I like winning, hate losing and absolutely despise tying. Do I need to channel my inner Herm Edwards? "You play to win the game."
When it comes to sports, I’m convinced tying is un-American. Any athletic event that results in a draw defies the meaning of sport. Their needs to be a winner and a loser. Especially after 110 minutes!
Not once, but twice this weekend did Charlotte soccer teams battle to a (0-0) double-overtime, 110 minute scoreless tie, over two hours devoted to watching neither team put the ball in the back of the net. On Sunday, I walked away knowing Charlotte was the better team, but come at-large bid time at the end of the season, Mr. NCAA selection dude will look at the game at face value. A (0-0) tie. It’s not the players, coaches or officials fault. (The men’s game on Sunday was quite entertaining with scoring chances coming at a steady pace and traditionally both Coach Gunn and Cullen play an uptempo, fast, high scoring, fan friendly style of soccer) It’s the rules that bother me.

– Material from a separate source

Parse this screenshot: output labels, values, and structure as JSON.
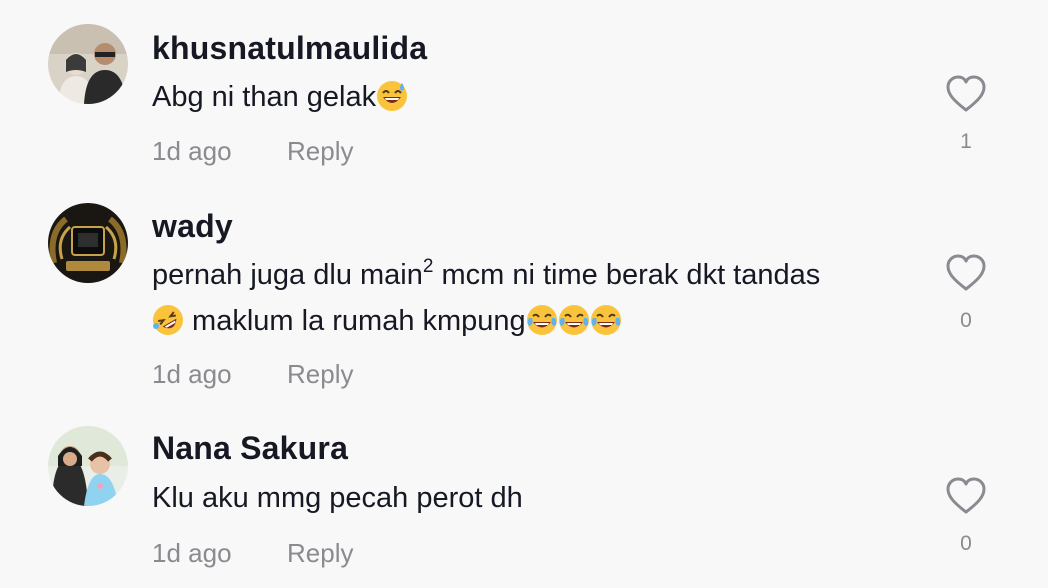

For example, Friday nights women’s soccer game was arguable the most anticipated matchup in recent memory. And let’s be honest, it was heightened by the fact both teams have a strong distaste for each other and plenty was on the line, including bragging rights and a conference reputation to uphold. But instead, Dayton battles to a (0-0) tie for the 4th time this season! No wonder only 300 people were at the game. Who wants to watch that style of soccer?
Soccer enthusiasts will call it a ‘tremendous defensive struggle,’ I call it ‘a tremendous disappointment.’ Again, I lay no fault at the players or coaches. They let it on the line for 110 minutes, but how can a (0-0) tie between the league’s two best teams be good for the game moving forward through conference? It’s the Yankees-Red Sox tying in a regular season game. It’s Federer tying Roddick in a Wimbledon match. It makes no sense.
In college soccer if the game is tied after regulation the teams play two sudden death overtime periods at 10 minutes a piece. In basketball the teams play however many overtime periods necessary. In baseball teams can play 100 innings if need be. They have tiebreaks in tennis and the Hot Dog eating contest has an eatoff. Now, if similar continuous overtime rules applied in soccer we still might be waiting for a winner from the two matches, so I'm not suggesting that...
That’s where the shootout comes in. Take a page out of the NHL’s book. Play the overtimes, if a tie is still the result, each team is credited with a point and then moves to a shootout. Giving the fans, at the very least, an exciting ending and ability to walk away from the event gleeful with a win or resentful with a loss. Do shootouts in soccer come down to luck? Yea, probably. Are they exciting as H-E-double-hockey sticks to watch? Yea. So just do it already.
Luckily we won’t have this issue come the postseason when the A-10 initiates their shootout policy in soccer.
I want to like soccer. For the most part I'm coming around, and just in time for the '10 World Cup. But when the score results in a (0-0) double overtime draw, it's hard to stay on board.